Cartel battle leaves church looted, bullet-ridden in western Mexico
APATZINGAN, MEXICO: A clash between drug trafficking cartels last week left a church pillaged and full of bullet holes in a village in the Mexican state of Michoacan.
Saint Joseph the Worker parish in San José de Chila, about 25 miles southwest of Apatzingán, found itself at the center of a power struggle between the Jalisco New Generation Cartel and the Knights Templar Cartel the evening of March 19.
Speaking to ACI Prensa, CNA’s Spanish language sister agency, Fr. Isaac Barajas Castañeda, the pastor of Saint Joseph the Worker, said the drug traffickers “engaged many weapons, a lot of ammunition, armored cars, they left many men dead, many pools of blood” in the village.
The church was reportedly seized as a fort by one of the cartels, leading their opponents to open fire. Barajas was not at the parish at that time since he had left the village two days prior to the confrontation, on March 17. He is now assessing the damage to the church and rectory.

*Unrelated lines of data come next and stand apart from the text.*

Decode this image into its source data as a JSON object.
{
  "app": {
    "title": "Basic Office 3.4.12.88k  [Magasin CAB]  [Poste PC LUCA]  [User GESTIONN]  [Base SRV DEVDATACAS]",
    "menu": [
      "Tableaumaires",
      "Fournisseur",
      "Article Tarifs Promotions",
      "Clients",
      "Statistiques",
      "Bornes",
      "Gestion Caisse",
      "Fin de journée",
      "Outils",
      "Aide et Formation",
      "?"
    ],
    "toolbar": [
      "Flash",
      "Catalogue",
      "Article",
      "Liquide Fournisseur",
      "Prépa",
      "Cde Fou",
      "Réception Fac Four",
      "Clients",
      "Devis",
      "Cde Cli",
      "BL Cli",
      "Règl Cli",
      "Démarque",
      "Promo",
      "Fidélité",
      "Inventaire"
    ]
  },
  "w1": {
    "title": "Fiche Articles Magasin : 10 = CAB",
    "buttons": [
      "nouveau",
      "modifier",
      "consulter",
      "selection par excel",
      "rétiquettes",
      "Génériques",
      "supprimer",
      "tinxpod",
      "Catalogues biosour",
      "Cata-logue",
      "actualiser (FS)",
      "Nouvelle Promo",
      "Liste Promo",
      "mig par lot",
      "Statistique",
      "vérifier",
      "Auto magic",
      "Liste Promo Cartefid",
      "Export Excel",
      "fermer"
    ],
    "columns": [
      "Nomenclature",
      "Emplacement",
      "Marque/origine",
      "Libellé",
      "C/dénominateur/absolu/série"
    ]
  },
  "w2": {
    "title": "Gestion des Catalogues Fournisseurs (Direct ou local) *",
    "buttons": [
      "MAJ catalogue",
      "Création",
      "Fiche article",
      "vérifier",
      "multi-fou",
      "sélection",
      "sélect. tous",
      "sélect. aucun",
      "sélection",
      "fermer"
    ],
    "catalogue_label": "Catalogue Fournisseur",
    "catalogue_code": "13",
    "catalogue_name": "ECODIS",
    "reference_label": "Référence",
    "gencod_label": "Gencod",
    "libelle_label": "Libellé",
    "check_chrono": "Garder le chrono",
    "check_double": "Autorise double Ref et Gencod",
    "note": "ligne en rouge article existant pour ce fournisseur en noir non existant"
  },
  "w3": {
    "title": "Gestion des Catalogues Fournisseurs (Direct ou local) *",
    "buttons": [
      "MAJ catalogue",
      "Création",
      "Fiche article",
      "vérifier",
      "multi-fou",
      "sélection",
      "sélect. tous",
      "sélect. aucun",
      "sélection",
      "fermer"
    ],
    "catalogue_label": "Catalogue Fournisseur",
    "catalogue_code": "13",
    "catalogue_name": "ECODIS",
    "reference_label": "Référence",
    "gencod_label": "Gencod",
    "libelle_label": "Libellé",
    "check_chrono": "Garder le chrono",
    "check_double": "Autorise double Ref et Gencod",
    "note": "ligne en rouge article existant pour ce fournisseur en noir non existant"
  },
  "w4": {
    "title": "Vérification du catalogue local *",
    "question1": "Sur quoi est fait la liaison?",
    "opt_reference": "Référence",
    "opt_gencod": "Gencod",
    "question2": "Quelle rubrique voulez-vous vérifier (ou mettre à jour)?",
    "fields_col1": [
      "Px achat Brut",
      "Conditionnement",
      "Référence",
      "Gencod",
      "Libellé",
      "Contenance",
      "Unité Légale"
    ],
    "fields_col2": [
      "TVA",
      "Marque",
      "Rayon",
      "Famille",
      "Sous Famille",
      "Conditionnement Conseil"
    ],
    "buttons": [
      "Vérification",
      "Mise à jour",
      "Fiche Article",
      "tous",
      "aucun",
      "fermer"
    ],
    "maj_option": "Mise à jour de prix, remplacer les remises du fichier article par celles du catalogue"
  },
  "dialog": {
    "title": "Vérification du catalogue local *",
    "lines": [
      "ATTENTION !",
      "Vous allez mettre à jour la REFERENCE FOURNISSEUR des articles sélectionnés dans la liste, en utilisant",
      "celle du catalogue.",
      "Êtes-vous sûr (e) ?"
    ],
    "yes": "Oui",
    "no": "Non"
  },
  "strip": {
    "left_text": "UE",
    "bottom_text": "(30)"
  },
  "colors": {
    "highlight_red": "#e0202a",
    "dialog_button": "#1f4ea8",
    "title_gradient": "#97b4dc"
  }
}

“The bell tower is full of bullet holes, the bells are shot through, the baptismal font is overturned, they opened up the sacristy, broke windows, knocked down doors,” he said.
“They went looking for people and at the same time for money, jewelry, weapons, they searched everywhere, there wasn’t a small box they didn’t open.”
The drug traffickers took from the church a motorcycle, money, and gold objects, as well as the priest’s personal belongings.
The distance to the village, he said, meant that the authorities could not intervene.
“This is a rural village far from Apatzingán, the authorities are there in Apatzingán. They knew what was going on, but they didn’t come.”
However, he said “anyhow the local authorities are outmatched, because the (federal) government has already come twice. While the government comes it’s perfectly quiet here. You don’t see anyone here doing any harm.”
“The government spent two days here and then they left. And as soon as they had left, the shooting started up again. There would have to be I don’t know how many platoons living here for that not to happen.”
Despite the level of violence going on in the area, Barajas is not thinking of abandoning the village or his ministry. He said he is staying “for the mission the bishop has entrusted to me and because my presence shores up the few remaining families.”
Bishop Cristóbal Ascencio García of Apatzingán visited San José de Chila March 24 to see the damage caused by the violence of the drug traffickers.
“He looked surprised and offered a prayer of reparation for the church, the baptismal font, and the sacred vestments,” the pastor said.
Barajas said that Bishop Ascencio “explained the readings on the call of Moses, who liberated a people, the Gospel reading on the fig tree and emphasized that we must bear fruits of love, peace and justice.”